Be like water making its way through cracks, Lee wrote, do not be assertive, but adjust to the object, and you shall find a way round or through it. If nothing within you stays rigid, outward things will disclose themselves.
Of course if nothing within you stays rigid, all rock-hard effort to surrender will surrender itself as well. Maybe, instead, you’ll surrender to the mini Jet Li within your gut and not yield. You’ll resist, struggle, grapple, stand your ground, and get sweaty. Perhaps you’ll even crack.
And, if you do crack, that’s just fine. Because, sometimes, we learn from cracking. Like a chick from an egg, enlightenment emerges — a beak, a little wing, a sweet twig of a leg at a time.
Poet Kahlil Gibran saw this, too. Your pain is the breaking of the shell that encloses your understanding.
How appropriate it suddenly seems — that some gardeners call tomato cracks growth cracks.
Many of our tomatoes, however, weren’t cracked so much as scarred. But scars have meaning, too.
A self-professed old guy posted this comment on Reddit recently: “Scars are a testament to life. Scars are a testament that I can…be cut, or even gouged, and that I can heal and continue to live and continue to love. And the scar tissue is stronger than the original flesh ever was.”
Amen. My Dear Friend has spent the last eight months fighting cancer. And part of DF’s treatment included surgery to remove 22 lymph nodes on the left side of the neck.

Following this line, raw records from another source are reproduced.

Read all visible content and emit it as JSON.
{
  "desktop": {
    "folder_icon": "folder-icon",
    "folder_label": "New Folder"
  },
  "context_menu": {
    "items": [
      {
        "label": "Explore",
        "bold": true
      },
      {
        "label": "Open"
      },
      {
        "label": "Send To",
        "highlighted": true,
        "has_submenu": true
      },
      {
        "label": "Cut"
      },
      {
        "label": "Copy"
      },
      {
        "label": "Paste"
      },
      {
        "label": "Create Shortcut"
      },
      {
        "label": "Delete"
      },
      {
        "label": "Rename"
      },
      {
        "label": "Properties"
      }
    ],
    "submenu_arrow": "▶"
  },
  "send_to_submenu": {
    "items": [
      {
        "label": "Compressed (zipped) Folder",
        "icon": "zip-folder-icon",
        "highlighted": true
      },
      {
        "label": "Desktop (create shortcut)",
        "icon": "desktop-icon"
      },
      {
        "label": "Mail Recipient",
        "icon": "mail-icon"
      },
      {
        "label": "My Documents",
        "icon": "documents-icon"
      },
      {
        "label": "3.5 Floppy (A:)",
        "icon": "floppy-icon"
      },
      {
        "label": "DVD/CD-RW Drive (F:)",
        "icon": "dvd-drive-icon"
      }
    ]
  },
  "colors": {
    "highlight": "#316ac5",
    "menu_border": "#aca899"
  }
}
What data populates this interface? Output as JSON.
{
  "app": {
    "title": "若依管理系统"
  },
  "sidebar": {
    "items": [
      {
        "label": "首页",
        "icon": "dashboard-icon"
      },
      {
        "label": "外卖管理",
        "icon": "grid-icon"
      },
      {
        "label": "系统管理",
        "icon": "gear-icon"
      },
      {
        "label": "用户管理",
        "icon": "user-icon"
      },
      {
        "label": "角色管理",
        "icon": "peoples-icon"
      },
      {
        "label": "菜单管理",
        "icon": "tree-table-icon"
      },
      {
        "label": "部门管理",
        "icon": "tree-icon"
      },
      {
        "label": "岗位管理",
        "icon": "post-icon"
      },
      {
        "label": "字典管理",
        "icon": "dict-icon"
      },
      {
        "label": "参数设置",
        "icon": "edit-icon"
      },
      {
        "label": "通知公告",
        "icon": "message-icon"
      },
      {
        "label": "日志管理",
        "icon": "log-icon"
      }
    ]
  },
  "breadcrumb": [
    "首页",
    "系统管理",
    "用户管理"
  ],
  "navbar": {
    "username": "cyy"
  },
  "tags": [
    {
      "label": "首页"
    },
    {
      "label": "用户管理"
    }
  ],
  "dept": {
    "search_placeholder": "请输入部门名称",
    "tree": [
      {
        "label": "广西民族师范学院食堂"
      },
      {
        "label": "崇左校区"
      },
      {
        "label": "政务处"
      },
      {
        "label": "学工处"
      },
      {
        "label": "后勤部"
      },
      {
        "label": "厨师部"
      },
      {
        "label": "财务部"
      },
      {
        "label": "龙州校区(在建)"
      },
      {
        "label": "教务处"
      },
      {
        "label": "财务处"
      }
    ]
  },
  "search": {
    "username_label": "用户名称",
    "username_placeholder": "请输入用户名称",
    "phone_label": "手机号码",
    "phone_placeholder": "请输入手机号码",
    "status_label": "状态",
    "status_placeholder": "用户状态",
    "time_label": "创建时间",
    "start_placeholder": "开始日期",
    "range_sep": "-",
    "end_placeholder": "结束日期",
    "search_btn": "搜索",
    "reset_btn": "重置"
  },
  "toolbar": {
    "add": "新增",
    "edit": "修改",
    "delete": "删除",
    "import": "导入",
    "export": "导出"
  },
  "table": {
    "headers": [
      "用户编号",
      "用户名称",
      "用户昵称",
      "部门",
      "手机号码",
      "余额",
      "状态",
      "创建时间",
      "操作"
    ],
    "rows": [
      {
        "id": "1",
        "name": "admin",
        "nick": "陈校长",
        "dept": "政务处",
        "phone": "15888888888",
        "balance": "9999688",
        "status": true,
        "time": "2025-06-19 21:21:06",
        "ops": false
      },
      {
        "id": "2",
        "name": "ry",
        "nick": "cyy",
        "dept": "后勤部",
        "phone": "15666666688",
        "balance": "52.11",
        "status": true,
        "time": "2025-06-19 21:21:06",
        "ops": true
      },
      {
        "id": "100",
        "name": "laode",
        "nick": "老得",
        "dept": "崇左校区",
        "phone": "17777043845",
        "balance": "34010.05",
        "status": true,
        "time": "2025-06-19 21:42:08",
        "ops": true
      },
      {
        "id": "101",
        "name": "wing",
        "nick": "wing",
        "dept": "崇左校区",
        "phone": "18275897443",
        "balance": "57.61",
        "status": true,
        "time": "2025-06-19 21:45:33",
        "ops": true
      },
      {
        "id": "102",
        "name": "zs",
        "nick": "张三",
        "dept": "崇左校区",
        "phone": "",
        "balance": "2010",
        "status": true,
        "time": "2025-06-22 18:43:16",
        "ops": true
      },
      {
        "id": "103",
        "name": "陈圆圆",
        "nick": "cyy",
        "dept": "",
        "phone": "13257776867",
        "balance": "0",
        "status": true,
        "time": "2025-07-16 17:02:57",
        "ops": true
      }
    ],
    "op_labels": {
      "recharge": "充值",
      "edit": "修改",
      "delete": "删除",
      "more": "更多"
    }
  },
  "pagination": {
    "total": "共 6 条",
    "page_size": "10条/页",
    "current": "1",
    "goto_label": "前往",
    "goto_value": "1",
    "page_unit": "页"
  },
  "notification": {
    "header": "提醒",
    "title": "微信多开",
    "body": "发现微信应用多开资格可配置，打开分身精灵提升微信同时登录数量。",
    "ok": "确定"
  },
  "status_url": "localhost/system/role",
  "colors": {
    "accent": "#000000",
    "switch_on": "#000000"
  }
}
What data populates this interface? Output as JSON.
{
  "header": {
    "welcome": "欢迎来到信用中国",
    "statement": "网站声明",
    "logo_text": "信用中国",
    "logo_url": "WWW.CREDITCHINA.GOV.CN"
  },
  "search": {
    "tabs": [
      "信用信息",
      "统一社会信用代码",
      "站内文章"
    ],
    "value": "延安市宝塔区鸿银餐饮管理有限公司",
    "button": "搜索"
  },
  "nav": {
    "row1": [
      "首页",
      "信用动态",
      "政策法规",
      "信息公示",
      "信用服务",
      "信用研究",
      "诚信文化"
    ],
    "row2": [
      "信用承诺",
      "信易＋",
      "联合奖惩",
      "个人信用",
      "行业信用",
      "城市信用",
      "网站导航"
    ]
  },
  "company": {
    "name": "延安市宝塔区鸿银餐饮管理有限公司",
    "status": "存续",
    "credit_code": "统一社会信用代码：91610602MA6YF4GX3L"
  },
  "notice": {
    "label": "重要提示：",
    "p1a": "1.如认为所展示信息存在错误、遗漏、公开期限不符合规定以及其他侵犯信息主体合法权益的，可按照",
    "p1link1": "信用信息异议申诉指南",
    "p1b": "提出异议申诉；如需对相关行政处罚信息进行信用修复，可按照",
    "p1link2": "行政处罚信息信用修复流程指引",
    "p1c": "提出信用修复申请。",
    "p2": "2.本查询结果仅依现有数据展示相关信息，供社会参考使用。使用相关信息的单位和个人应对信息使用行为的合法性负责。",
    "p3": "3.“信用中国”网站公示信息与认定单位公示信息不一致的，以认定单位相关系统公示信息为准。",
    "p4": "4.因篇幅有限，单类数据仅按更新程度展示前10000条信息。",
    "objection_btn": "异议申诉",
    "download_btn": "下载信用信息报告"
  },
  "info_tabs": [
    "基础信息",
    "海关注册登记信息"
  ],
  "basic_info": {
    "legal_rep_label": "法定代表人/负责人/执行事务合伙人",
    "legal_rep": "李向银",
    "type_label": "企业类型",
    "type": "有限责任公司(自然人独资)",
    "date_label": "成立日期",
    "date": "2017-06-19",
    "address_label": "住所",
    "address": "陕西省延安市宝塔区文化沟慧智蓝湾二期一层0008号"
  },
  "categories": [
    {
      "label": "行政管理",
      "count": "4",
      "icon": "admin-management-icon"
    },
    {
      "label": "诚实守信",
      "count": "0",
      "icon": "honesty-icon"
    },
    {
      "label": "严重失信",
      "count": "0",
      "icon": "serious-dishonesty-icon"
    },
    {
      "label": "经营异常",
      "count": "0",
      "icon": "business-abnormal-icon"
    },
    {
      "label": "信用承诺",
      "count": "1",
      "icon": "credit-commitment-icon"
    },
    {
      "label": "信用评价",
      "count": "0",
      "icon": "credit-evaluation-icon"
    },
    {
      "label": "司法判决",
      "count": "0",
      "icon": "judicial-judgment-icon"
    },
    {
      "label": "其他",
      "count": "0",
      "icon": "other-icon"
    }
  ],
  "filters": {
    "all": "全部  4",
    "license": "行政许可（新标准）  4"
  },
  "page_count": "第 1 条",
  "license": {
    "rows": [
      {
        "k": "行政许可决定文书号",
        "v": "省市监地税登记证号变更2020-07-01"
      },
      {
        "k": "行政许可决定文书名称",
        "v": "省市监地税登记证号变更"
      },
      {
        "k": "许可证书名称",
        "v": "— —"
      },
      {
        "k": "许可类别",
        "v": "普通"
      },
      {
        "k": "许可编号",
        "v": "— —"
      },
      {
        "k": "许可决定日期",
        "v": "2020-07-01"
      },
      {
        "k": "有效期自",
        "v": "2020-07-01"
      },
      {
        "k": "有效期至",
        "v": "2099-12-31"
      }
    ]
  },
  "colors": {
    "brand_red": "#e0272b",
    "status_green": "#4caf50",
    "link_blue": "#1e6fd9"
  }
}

“My scar is so ugly,” said DF glumly one afternoon.
“It’s not ugly,” I retorted, “it’s a medal. A Blue Ribbon.”